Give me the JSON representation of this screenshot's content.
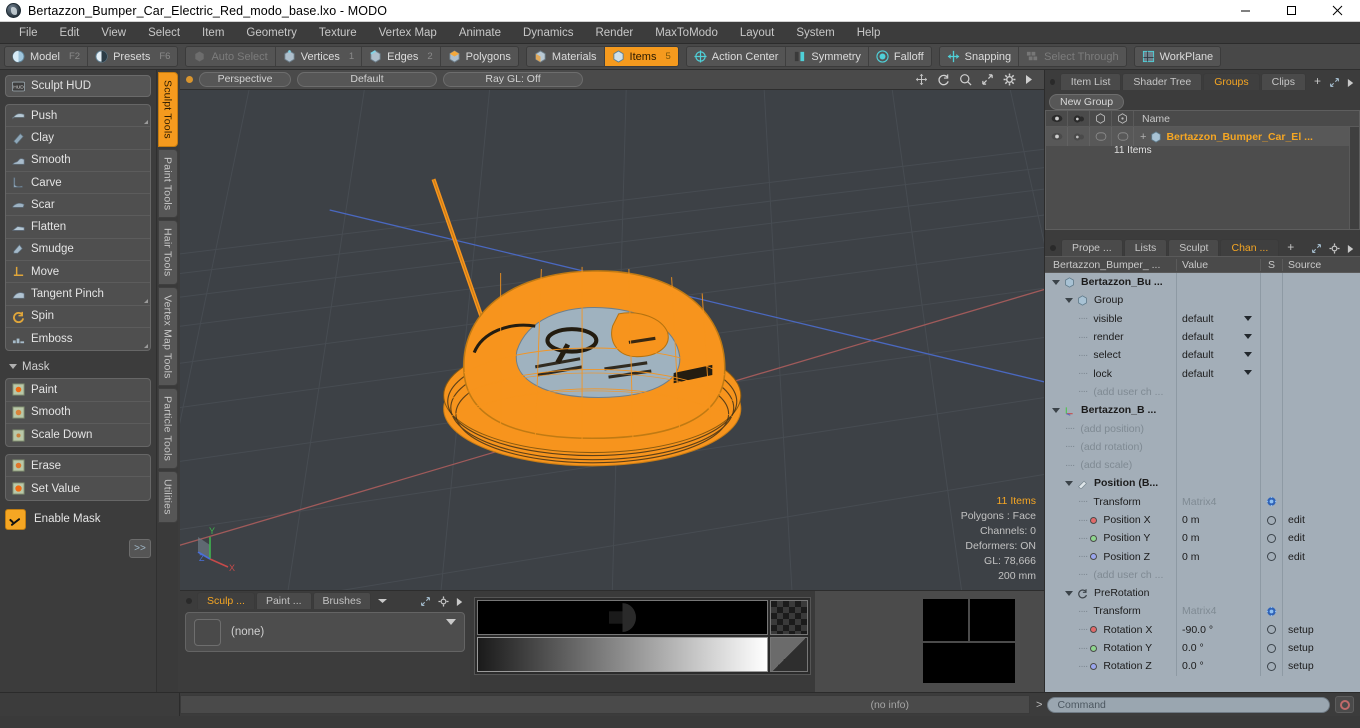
{
  "window": {
    "title": "Bertazzon_Bumper_Car_Electric_Red_modo_base.lxo - MODO",
    "app_icon": "modo-logo-icon",
    "controls": [
      {
        "name": "minimize-button",
        "glyph": "minimize-icon"
      },
      {
        "name": "maximize-button",
        "glyph": "maximize-icon"
      },
      {
        "name": "close-button",
        "glyph": "close-icon"
      }
    ]
  },
  "menubar": {
    "items": [
      "File",
      "Edit",
      "View",
      "Select",
      "Item",
      "Geometry",
      "Texture",
      "Vertex Map",
      "Animate",
      "Dynamics",
      "Render",
      "MaxToModo",
      "Layout",
      "System",
      "Help"
    ]
  },
  "toolbar": {
    "groups": [
      {
        "name": "mode-group",
        "buttons": [
          {
            "label": "Model",
            "key": "F2",
            "icon": "sphere-icon",
            "active": false,
            "dim": false
          },
          {
            "label": "Presets",
            "key": "F6",
            "icon": "half-sphere-icon",
            "active": false,
            "dim": false
          }
        ]
      },
      {
        "name": "selection-mode-group",
        "buttons": [
          {
            "label": "Auto Select",
            "key": "",
            "icon": "cube-gray-icon",
            "active": false,
            "dim": true
          },
          {
            "label": "Vertices",
            "key": "1",
            "icon": "cube-vertex-icon",
            "active": false,
            "dim": false
          },
          {
            "label": "Edges",
            "key": "2",
            "icon": "cube-edge-icon",
            "active": false,
            "dim": false
          },
          {
            "label": "Polygons",
            "key": "",
            "icon": "cube-polygon-icon",
            "active": false,
            "dim": false
          }
        ]
      },
      {
        "name": "item-mode-group",
        "buttons": [
          {
            "label": "Materials",
            "key": "",
            "icon": "cube-material-icon",
            "active": false,
            "dim": false
          },
          {
            "label": "Items",
            "key": "5",
            "icon": "cube-items-icon",
            "active": true,
            "dim": false
          }
        ]
      },
      {
        "name": "action-group",
        "buttons": [
          {
            "label": "Action Center",
            "key": "",
            "icon": "crosshair-circle-icon",
            "active": false,
            "dim": false
          },
          {
            "label": "Symmetry",
            "key": "",
            "icon": "symmetry-icon",
            "active": false,
            "dim": false
          },
          {
            "label": "Falloff",
            "key": "",
            "icon": "falloff-circle-icon",
            "active": false,
            "dim": false
          }
        ]
      },
      {
        "name": "snapping-group",
        "buttons": [
          {
            "label": "Snapping",
            "key": "",
            "icon": "snap-cross-icon",
            "active": false,
            "dim": false
          },
          {
            "label": "Select Through",
            "key": "",
            "icon": "select-through-icon",
            "active": false,
            "dim": true
          }
        ]
      },
      {
        "name": "workplane-group",
        "buttons": [
          {
            "label": "WorkPlane",
            "key": "",
            "icon": "workplane-grid-icon",
            "active": false,
            "dim": false
          }
        ]
      }
    ]
  },
  "left_panel": {
    "hud": {
      "label": "Sculpt HUD",
      "icon": "hud-icon"
    },
    "tools": [
      {
        "label": "Push",
        "icon": "push-brush-icon",
        "corner": true
      },
      {
        "label": "Clay",
        "icon": "clay-brush-icon",
        "corner": false
      },
      {
        "label": "Smooth",
        "icon": "smooth-brush-icon",
        "corner": false
      },
      {
        "label": "Carve",
        "icon": "carve-brush-icon",
        "corner": false
      },
      {
        "label": "Scar",
        "icon": "scar-brush-icon",
        "corner": false
      },
      {
        "label": "Flatten",
        "icon": "flatten-brush-icon",
        "corner": false
      },
      {
        "label": "Smudge",
        "icon": "smudge-brush-icon",
        "corner": false
      },
      {
        "label": "Move",
        "icon": "move-brush-icon",
        "corner": false
      },
      {
        "label": "Tangent Pinch",
        "icon": "pinch-brush-icon",
        "corner": true
      },
      {
        "label": "Spin",
        "icon": "spin-brush-icon",
        "corner": false
      },
      {
        "label": "Emboss",
        "icon": "emboss-brush-icon",
        "corner": true
      }
    ],
    "mask_section": {
      "header": "Mask",
      "tools": [
        {
          "label": "Paint",
          "icon": "mask-paint-icon"
        },
        {
          "label": "Smooth",
          "icon": "mask-smooth-icon"
        },
        {
          "label": "Scale Down",
          "icon": "mask-scale-icon"
        }
      ],
      "tools2": [
        {
          "label": "Erase",
          "icon": "mask-erase-icon"
        },
        {
          "label": "Set Value",
          "icon": "mask-setvalue-icon"
        }
      ],
      "enable_mask": {
        "label": "Enable Mask",
        "checked": true
      },
      "expand_label": ">>"
    },
    "vertical_tabs": [
      {
        "label": "Sculpt Tools",
        "active": true
      },
      {
        "label": "Paint Tools",
        "active": false
      },
      {
        "label": "Hair Tools",
        "active": false
      },
      {
        "label": "Vertex Map Tools",
        "active": false
      },
      {
        "label": "Particle Tools",
        "active": false
      },
      {
        "label": "Utilities",
        "active": false
      }
    ]
  },
  "viewport": {
    "header": {
      "projection": "Perspective",
      "shading": "Default",
      "raygl": "Ray GL: Off",
      "icons": [
        "pan-icon",
        "rotate-icon",
        "zoom-icon",
        "fit-icon",
        "gear-icon",
        "play-arrow-icon"
      ]
    },
    "info": {
      "items": "11 Items",
      "polygons": "Polygons : Face",
      "channels": "Channels: 0",
      "deformers": "Deformers: ON",
      "gl": "GL: 78,666",
      "scale": "200 mm"
    },
    "axis_gizmo": {
      "x": "X",
      "y": "Y",
      "z": "Z"
    },
    "colors": {
      "background": "#3d4146",
      "grid": "#4a4f55",
      "wireframe": "#f7941d",
      "surface": "#9fb2bf",
      "axis_x": "#b05555",
      "axis_z": "#4a6fc0"
    }
  },
  "bottom_panel": {
    "tabs": [
      {
        "label": "Sculp ...",
        "active": true
      },
      {
        "label": "Paint ...",
        "active": false
      },
      {
        "label": "Brushes",
        "active": false
      }
    ],
    "dropdown_icon": "chevron-down-icon",
    "tool_icons": [
      "expand-icon",
      "gear-icon",
      "play-arrow-icon"
    ],
    "preset": {
      "label": "(none)",
      "thumb": "empty-thumb"
    }
  },
  "right_panel": {
    "top_tabs": [
      {
        "label": "Item List",
        "active": false
      },
      {
        "label": "Shader Tree",
        "active": false
      },
      {
        "label": "Groups",
        "active": true
      },
      {
        "label": "Clips",
        "active": false
      }
    ],
    "top_plus": "+",
    "top_tool_icons": [
      "expand-icon",
      "play-arrow-icon"
    ],
    "new_group_button": "New Group",
    "group_table": {
      "columns": [
        "eye-icon",
        "render-icon",
        "select-icon",
        "lock-icon",
        "Name"
      ],
      "rows": [
        {
          "name": "Bertazzon_Bumper_Car_El ...",
          "sub": "11 Items",
          "icon": "group-cube-icon"
        }
      ]
    },
    "bottom_tabs": [
      {
        "label": "Prope ...",
        "active": false
      },
      {
        "label": "Lists",
        "active": false
      },
      {
        "label": "Sculpt",
        "active": false
      },
      {
        "label": "Chan ...",
        "active": true
      }
    ],
    "bottom_plus": "+",
    "bottom_tool_icons": [
      "expand-icon",
      "gear-icon",
      "play-arrow-icon"
    ],
    "channel_table": {
      "columns": [
        "Bertazzon_Bumper_ ...",
        "Value",
        "S",
        "Source"
      ],
      "rows": [
        {
          "indent": 0,
          "tree": "open",
          "icon": "cube-icon",
          "name": "Bertazzon_Bu  ...",
          "value": "",
          "s": "",
          "source": "",
          "bold": true
        },
        {
          "indent": 1,
          "tree": "open",
          "icon": "cube-icon",
          "name": "Group",
          "value": "",
          "s": "",
          "source": "",
          "bold": false
        },
        {
          "indent": 2,
          "tree": "leaf",
          "icon": "",
          "name": "visible",
          "value": "default",
          "dropdown": true,
          "s": "",
          "source": "",
          "bold": false
        },
        {
          "indent": 2,
          "tree": "leaf",
          "icon": "",
          "name": "render",
          "value": "default",
          "dropdown": true,
          "s": "",
          "source": "",
          "bold": false
        },
        {
          "indent": 2,
          "tree": "leaf",
          "icon": "",
          "name": "select",
          "value": "default",
          "dropdown": true,
          "s": "",
          "source": "",
          "bold": false
        },
        {
          "indent": 2,
          "tree": "leaf",
          "icon": "",
          "name": "lock",
          "value": "default",
          "dropdown": true,
          "s": "",
          "source": "",
          "bold": false
        },
        {
          "indent": 2,
          "tree": "leaf",
          "icon": "",
          "name": "(add user ch ...",
          "value": "",
          "s": "",
          "source": "",
          "muted": true
        },
        {
          "indent": 0,
          "tree": "open",
          "icon": "axis-icon",
          "name": "Bertazzon_B ...",
          "value": "",
          "s": "",
          "source": "",
          "bold": true
        },
        {
          "indent": 1,
          "tree": "leaf",
          "icon": "",
          "name": "(add position)",
          "value": "",
          "s": "",
          "source": "",
          "muted": true
        },
        {
          "indent": 1,
          "tree": "leaf",
          "icon": "",
          "name": "(add rotation)",
          "value": "",
          "s": "",
          "source": "",
          "muted": true
        },
        {
          "indent": 1,
          "tree": "leaf",
          "icon": "",
          "name": "(add scale)",
          "value": "",
          "s": "",
          "source": "",
          "muted": true
        },
        {
          "indent": 1,
          "tree": "open",
          "icon": "position-icon",
          "name": "Position (B...",
          "value": "",
          "s": "",
          "source": "",
          "bold": true
        },
        {
          "indent": 2,
          "tree": "leaf",
          "icon": "",
          "name": "Transform",
          "value": "Matrix4",
          "valueMuted": true,
          "s": "gear",
          "source": "",
          "bold": false
        },
        {
          "indent": 2,
          "tree": "leaf",
          "icon": "dot-red",
          "name": "Position X",
          "value": "0 m",
          "s": "ring",
          "source": "edit",
          "bold": false
        },
        {
          "indent": 2,
          "tree": "leaf",
          "icon": "dot-green",
          "name": "Position Y",
          "value": "0 m",
          "s": "ring",
          "source": "edit",
          "bold": false
        },
        {
          "indent": 2,
          "tree": "leaf",
          "icon": "dot-blue",
          "name": "Position Z",
          "value": "0 m",
          "s": "ring",
          "source": "edit",
          "bold": false
        },
        {
          "indent": 2,
          "tree": "leaf",
          "icon": "",
          "name": "(add user ch ...",
          "value": "",
          "s": "",
          "source": "",
          "muted": true
        },
        {
          "indent": 1,
          "tree": "open",
          "icon": "rotation-icon",
          "name": "PreRotation",
          "value": "",
          "s": "",
          "source": "",
          "bold": false
        },
        {
          "indent": 2,
          "tree": "leaf",
          "icon": "",
          "name": "Transform",
          "value": "Matrix4",
          "valueMuted": true,
          "s": "gear",
          "source": "",
          "bold": false
        },
        {
          "indent": 2,
          "tree": "leaf",
          "icon": "dot-red",
          "name": "Rotation X",
          "value": "-90.0 °",
          "s": "ring",
          "source": "setup",
          "bold": false
        },
        {
          "indent": 2,
          "tree": "leaf",
          "icon": "dot-green",
          "name": "Rotation Y",
          "value": "0.0 °",
          "s": "ring",
          "source": "setup",
          "bold": false
        },
        {
          "indent": 2,
          "tree": "leaf",
          "icon": "dot-blue",
          "name": "Rotation Z",
          "value": "0.0 °",
          "s": "ring",
          "source": "setup",
          "bold": false
        }
      ]
    }
  },
  "statusbar": {
    "info": "(no info)",
    "command_prompt": ">",
    "command_placeholder": "Command",
    "record_icon": "record-circle-icon"
  },
  "colors": {
    "accent": "#f5a623",
    "panel_bg": "#3c3c3c",
    "toolbar_bg": "#484848",
    "channel_bg": "#a3aeb8",
    "viewport_bg": "#3d4146"
  }
}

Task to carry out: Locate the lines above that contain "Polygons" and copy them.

Expected output:
            "label": "Polygons",
      "polygons": "Polygons : Face",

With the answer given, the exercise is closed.